Among the group were the head of the Guards, the head of the Basij, and Qassem Soleimani, the head of the Quds Force, the branch of the Guards responsible for operations outside of Iran's borders, including in Iraq and Syria.
Maintaining domestic security is one of the key reasons why the Guards want to have a candidate of their choosing for the presidency and the supreme leader.
The disputed 2009 presidential elections, which put Mahmoud Ahmadinejad into office for a second term, led to the most widespread unrest in the history of the Islamic Republic. Millions of protestors took to the streets in Tehran and several other large cities.
The Guards oversaw the crackdown on protesters primarily through the Basij. Dozens of demonstrators were killed and hundreds were arrested, according to human rights organisations.
But there is another reason why the Guards want an ally in Iran's top positions: the group has vast economic holdings, from construction to oil and mines, worth billions of dollars.
CONTRACTS, BUSINESS INTERESTS
While in office, Rouhani has clashed repeatedly with the Guards about their contracts and business interests.
"The entry of armed forces to economic temptations can distance them from their original duty and goal," Rouhani said in a speech last month, according to the official website of the presidency.

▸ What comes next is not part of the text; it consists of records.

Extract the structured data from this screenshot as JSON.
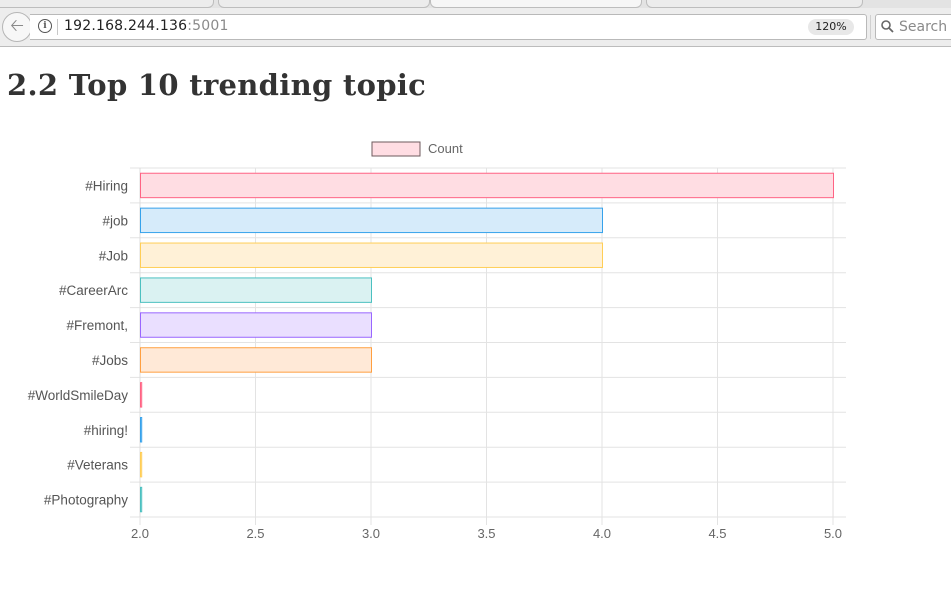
{
  "browser": {
    "url_host": "192.168.244.136",
    "url_port": ":5001",
    "zoom": "120%",
    "search_placeholder": "Search",
    "icons": {
      "back": "back-arrow-icon",
      "info": "info-icon",
      "reload": "reload-icon",
      "search": "search-icon"
    }
  },
  "page": {
    "title": "2.2 Top 10 trending topic"
  },
  "chart_data": {
    "type": "bar",
    "orientation": "horizontal",
    "categories": [
      "#Hiring",
      "#job",
      "#Job",
      "#CareerArc",
      "#Fremont,",
      "#Jobs",
      "#WorldSmileDay",
      "#hiring!",
      "#Veterans",
      "#Photography"
    ],
    "series": [
      {
        "name": "Count",
        "values": [
          5,
          4,
          4,
          3,
          3,
          3,
          2,
          2,
          2,
          2
        ]
      }
    ],
    "xlim": [
      2.0,
      5.0
    ],
    "xticks": [
      "2.0",
      "2.5",
      "3.0",
      "3.5",
      "4.0",
      "4.5",
      "5.0"
    ],
    "grid": true,
    "legend_position": "top",
    "bar_fill_colors": [
      "#ffdde3",
      "#d6ebfa",
      "#fff1d7",
      "#daf2f2",
      "#eadfff",
      "#ffe9d7",
      "#ffdde3",
      "#d6ebfa",
      "#fff1d7",
      "#daf2f2"
    ],
    "bar_border_colors": [
      "#ff6384",
      "#36a2eb",
      "#ffce56",
      "#4bc0c0",
      "#9966ff",
      "#ff9f40",
      "#ff6384",
      "#36a2eb",
      "#ffce56",
      "#4bc0c0"
    ],
    "legend_fill": "#ffdde3",
    "legend_border": "#6d5a5e"
  }
}
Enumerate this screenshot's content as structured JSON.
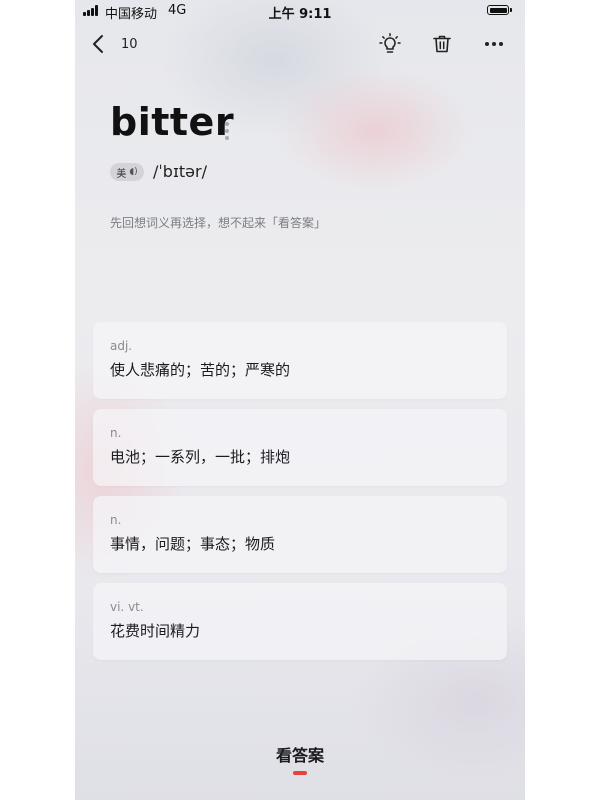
{
  "status_bar": {
    "carrier": "中国移动",
    "network": "4G",
    "time": "上午 9:11"
  },
  "nav": {
    "back_count": "10",
    "icons": [
      "back-chevron-icon",
      "lightbulb-icon",
      "trash-icon",
      "more-icon"
    ]
  },
  "word": {
    "text": "bitter",
    "region": "美",
    "phonetic": "/ˈbɪtər/"
  },
  "hint": "先回想词义再选择，想不起来「看答案」",
  "definitions": [
    {
      "pos": "adj.",
      "meaning": "使人悲痛的；苦的；严寒的"
    },
    {
      "pos": "n.",
      "meaning": "电池；一系列，一批；排炮"
    },
    {
      "pos": "n.",
      "meaning": "事情，问题；事态；物质"
    },
    {
      "pos": "vi. vt.",
      "meaning": "花费时间精力"
    }
  ],
  "footer": {
    "show_answer_label": "看答案"
  },
  "colors": {
    "accent": "#e8403a",
    "text": "#1b1b1f",
    "muted": "#8a8a90"
  }
}
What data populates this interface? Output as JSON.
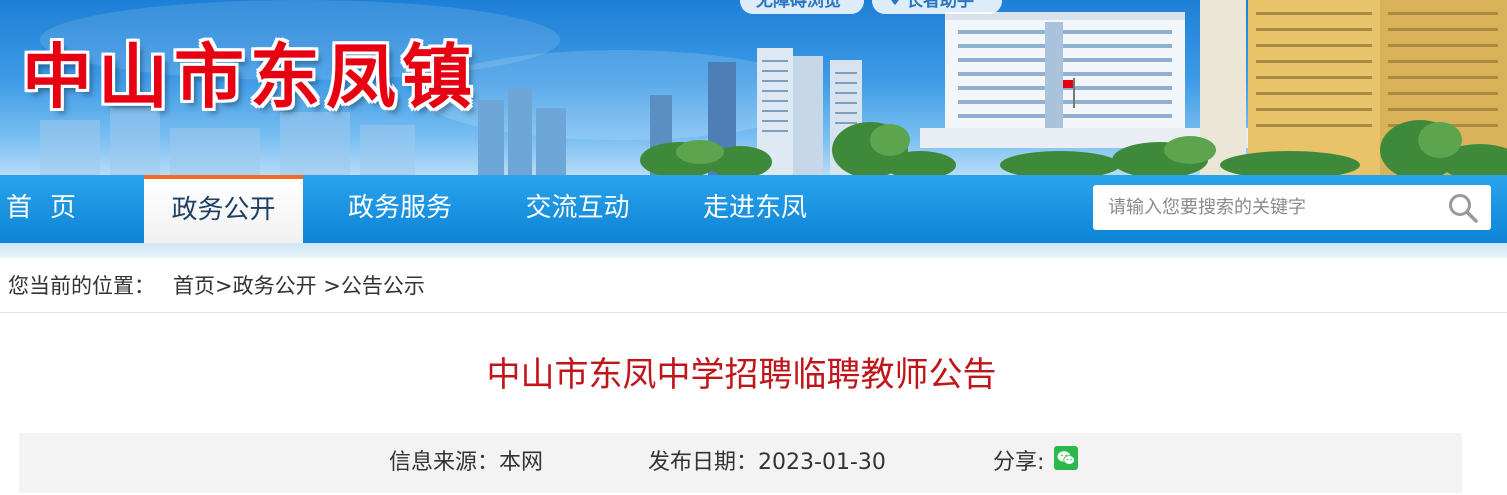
{
  "banner": {
    "site_title": "中山市东凤镇",
    "pill_accessibility": "无障碍浏览",
    "pill_elder": "长者助手"
  },
  "nav": {
    "home": "首页",
    "government_open": "政务公开",
    "government_service": "政务服务",
    "interaction": "交流互动",
    "about": "走进东凤",
    "active": "政务公开"
  },
  "search": {
    "placeholder": "请输入您要搜索的关键字"
  },
  "breadcrumb": {
    "prefix": "您当前的位置：",
    "home": "首页",
    "sep1": ">",
    "section": "政务公开",
    "sep2": " >",
    "current": "公告公示"
  },
  "article": {
    "title": "中山市东凤中学招聘临聘教师公告",
    "source_label": "信息来源：",
    "source_value": "本网",
    "date_label": "发布日期：",
    "date_value": "2023-01-30",
    "share_label": "分享:"
  },
  "colors": {
    "title_red": "#c0161b",
    "banner_red": "#e60012",
    "nav_blue": "#0d84d6",
    "active_tab_border": "#f36b21",
    "wechat_green": "#2db84d"
  },
  "icons": {
    "search": "search-icon",
    "share_wechat": "wechat-icon",
    "location": "location-pin-icon"
  }
}
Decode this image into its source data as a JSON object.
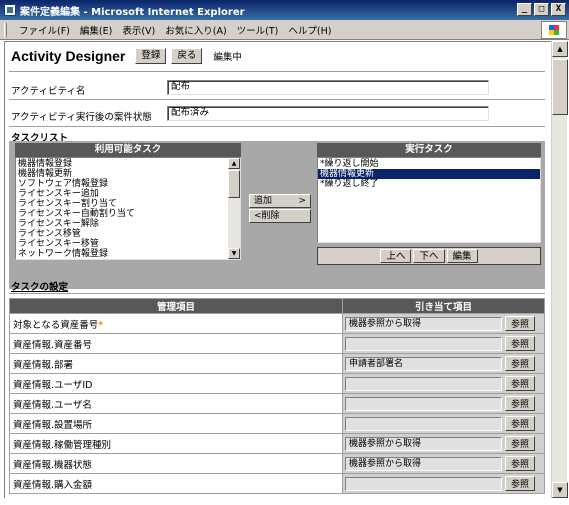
{
  "window": {
    "title": "案件定義編集 - Microsoft Internet Explorer",
    "minimize": "_",
    "maximize": "□",
    "close": "X"
  },
  "menu": [
    "ファイル(F)",
    "編集(E)",
    "表示(V)",
    "お気に入り(A)",
    "ツール(T)",
    "ヘルプ(H)"
  ],
  "header": {
    "title": "Activity Designer",
    "register": "登録",
    "back": "戻る",
    "status": "編集中"
  },
  "form": {
    "activity_name_label": "アクティビティ名",
    "activity_name_value": "配布",
    "post_state_label": "アクティビティ実行後の案件状態",
    "post_state_value": "配布済み"
  },
  "task_list": {
    "section": "タスクリスト",
    "available_header": "利用可能タスク",
    "available": [
      "機器情報登録",
      "機器情報更新",
      "ソフトウェア情報登録",
      "ライセンスキー追加",
      "ライセンスキー割り当て",
      "ライセンスキー自動割り当て",
      "ライセンスキー解除",
      "ライセンス移管",
      "ライセンスキー移管",
      "ネットワーク情報登録"
    ],
    "add": "追加",
    "add_arrow": ">",
    "remove": "削除",
    "remove_arrow": "<",
    "exec_header": "実行タスク",
    "exec": [
      "*繰り返し開始",
      "機器情報更新",
      "*繰り返し終了"
    ],
    "exec_selected_index": 1,
    "up": "上へ",
    "down": "下へ",
    "edit": "編集"
  },
  "settings": {
    "section": "タスクの設定",
    "col1": "管理項目",
    "col2": "引き当て項目",
    "ref_label": "参照",
    "rows": [
      {
        "item": "対象となる資産番号",
        "required": "*",
        "value": "機器参照から取得"
      },
      {
        "item": "資産情報.資産番号",
        "required": "",
        "value": ""
      },
      {
        "item": "資産情報.部署",
        "required": "",
        "value": "申請者部署名"
      },
      {
        "item": "資産情報.ユーザID",
        "required": "",
        "value": ""
      },
      {
        "item": "資産情報.ユーザ名",
        "required": "",
        "value": ""
      },
      {
        "item": "資産情報.設置場所",
        "required": "",
        "value": ""
      },
      {
        "item": "資産情報.稼働管理種別",
        "required": "",
        "value": "機器参照から取得"
      },
      {
        "item": "資産情報.機器状態",
        "required": "",
        "value": "機器参照から取得"
      },
      {
        "item": "資産情報.購入金額",
        "required": "",
        "value": ""
      }
    ]
  }
}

The Guards, for their part, have criticised the deal with Western powers negotiated by the Rouhani government, under which most international financial sanctions were lifted in exchange for curbs on Iran's nuclear program. Rouhani has touted the agreement as his top achievement.
Brigadier General Amir Ali Hajizadeh, a senior Guards commander, said in late April that the nuclear deal did not reduce the threat of war against the country.
"This is a lie. It's an insult," he said, according to Fars News.
Some Iran experts say the Guards see the nuclear deal and other steps towards opening the economy to foreign firms as a threat to their economic interests.
"The IRGC are out for essentially their own corporate gains," said Abbas Milani, the director of the Iranian Studies programme at Stanford University in California. "They have a big share of the economy. They want a bigger share."
He added, "They think that if Rouhani wins it's going to chip away at some of their privileges."
(Reporting By Babak Dehghanpisheh; editing by Peter Graff)